## Task statement
Nothing but the exact text of the entries should appear in your answer; pictures stay out.
*** Input data Section Begins ***
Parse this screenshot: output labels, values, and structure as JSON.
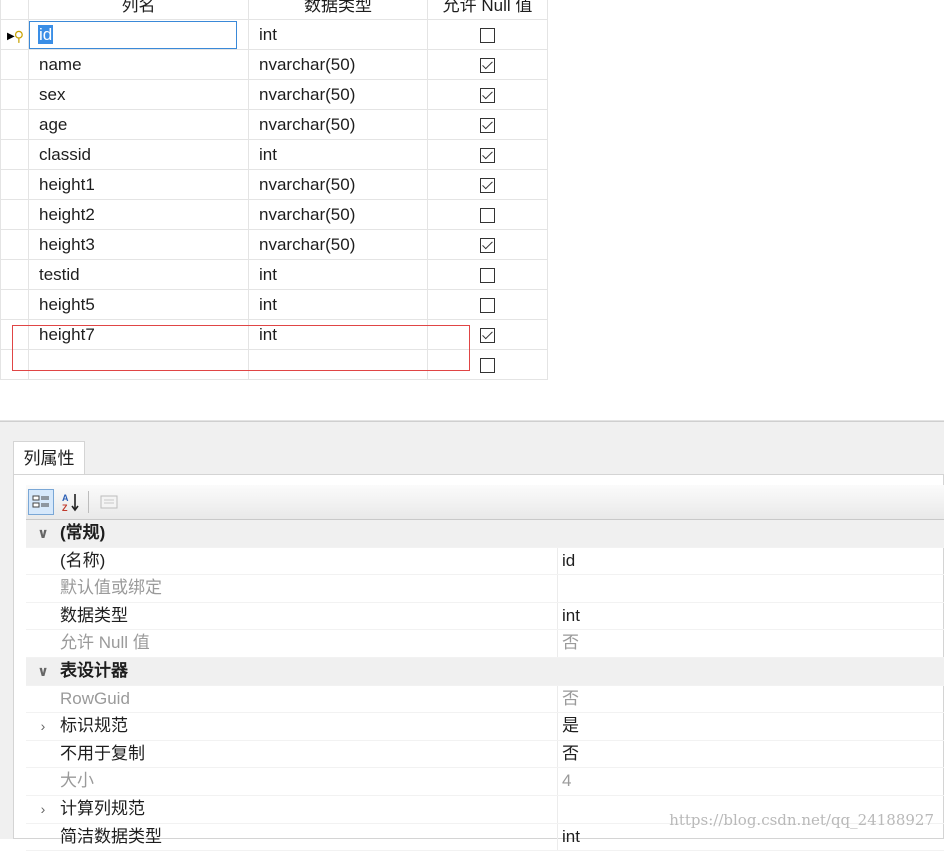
{
  "grid": {
    "headers": [
      "列名",
      "数据类型",
      "允许 Null 值"
    ],
    "rows": [
      {
        "name": "id",
        "type": "int",
        "allow_null": false
      },
      {
        "name": "name",
        "type": "nvarchar(50)",
        "allow_null": true
      },
      {
        "name": "sex",
        "type": "nvarchar(50)",
        "allow_null": true
      },
      {
        "name": "age",
        "type": "nvarchar(50)",
        "allow_null": true
      },
      {
        "name": "classid",
        "type": "int",
        "allow_null": true
      },
      {
        "name": "height1",
        "type": "nvarchar(50)",
        "allow_null": true
      },
      {
        "name": "height2",
        "type": "nvarchar(50)",
        "allow_null": false
      },
      {
        "name": "height3",
        "type": "nvarchar(50)",
        "allow_null": true
      },
      {
        "name": "testid",
        "type": "int",
        "allow_null": false
      },
      {
        "name": "height5",
        "type": "int",
        "allow_null": false
      },
      {
        "name": "height7",
        "type": "int",
        "allow_null": true
      },
      {
        "name": "",
        "type": "",
        "allow_null": false
      }
    ]
  },
  "props": {
    "tab_label": "列属性",
    "toolbar": {
      "categorized_icon": "categorized-icon",
      "alpha_icon": "alphabetical-sort-icon",
      "pages_icon": "property-pages-icon"
    },
    "rows": [
      {
        "kind": "cat",
        "label": "(常规)",
        "expander": "v"
      },
      {
        "label": "(名称)",
        "value": "id"
      },
      {
        "label": "默认值或绑定",
        "value": "",
        "dim": true
      },
      {
        "label": "数据类型",
        "value": "int"
      },
      {
        "label": "允许 Null 值",
        "value": "否",
        "dim": true
      },
      {
        "kind": "cat",
        "label": "表设计器",
        "expander": "v"
      },
      {
        "label": "RowGuid",
        "value": "否",
        "dim": true
      },
      {
        "label": "标识规范",
        "value": "是",
        "expander": ">"
      },
      {
        "label": "不用于复制",
        "value": "否"
      },
      {
        "label": "大小",
        "value": "4",
        "dim": true
      },
      {
        "label": "计算列规范",
        "value": "",
        "expander": ">"
      },
      {
        "label": "简洁数据类型",
        "value": "int"
      }
    ]
  },
  "watermark": "https://blog.csdn.net/qq_24188927"
}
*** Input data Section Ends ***
## Solution
Parse this screenshot: output labels, values, and structure as JSON.
{
  "grid": {
    "headers": [
      "列名",
      "数据类型",
      "允许 Null 值"
    ],
    "rows": [
      {
        "name": "id",
        "type": "int",
        "allow_null": false
      },
      {
        "name": "name",
        "type": "nvarchar(50)",
        "allow_null": true
      },
      {
        "name": "sex",
        "type": "nvarchar(50)",
        "allow_null": true
      },
      {
        "name": "age",
        "type": "nvarchar(50)",
        "allow_null": true
      },
      {
        "name": "classid",
        "type": "int",
        "allow_null": true
      },
      {
        "name": "height1",
        "type": "nvarchar(50)",
        "allow_null": true
      },
      {
        "name": "height2",
        "type": "nvarchar(50)",
        "allow_null": false
      },
      {
        "name": "height3",
        "type": "nvarchar(50)",
        "allow_null": true
      },
      {
        "name": "testid",
        "type": "int",
        "allow_null": false
      },
      {
        "name": "height5",
        "type": "int",
        "allow_null": false
      },
      {
        "name": "height7",
        "type": "int",
        "allow_null": true
      },
      {
        "name": "",
        "type": "",
        "allow_null": false
      }
    ]
  },
  "props": {
    "tab_label": "列属性",
    "toolbar": {
      "categorized_icon": "categorized-icon",
      "alpha_icon": "alphabetical-sort-icon",
      "pages_icon": "property-pages-icon"
    },
    "rows": [
      {
        "kind": "cat",
        "label": "(常规)",
        "expander": "v"
      },
      {
        "label": "(名称)",
        "value": "id"
      },
      {
        "label": "默认值或绑定",
        "value": "",
        "dim": true
      },
      {
        "label": "数据类型",
        "value": "int"
      },
      {
        "label": "允许 Null 值",
        "value": "否",
        "dim": true
      },
      {
        "kind": "cat",
        "label": "表设计器",
        "expander": "v"
      },
      {
        "label": "RowGuid",
        "value": "否",
        "dim": true
      },
      {
        "label": "标识规范",
        "value": "是",
        "expander": ">"
      },
      {
        "label": "不用于复制",
        "value": "否"
      },
      {
        "label": "大小",
        "value": "4",
        "dim": true
      },
      {
        "label": "计算列规范",
        "value": "",
        "expander": ">"
      },
      {
        "label": "简洁数据类型",
        "value": "int"
      }
    ]
  },
  "watermark": "https://blog.csdn.net/qq_24188927"
}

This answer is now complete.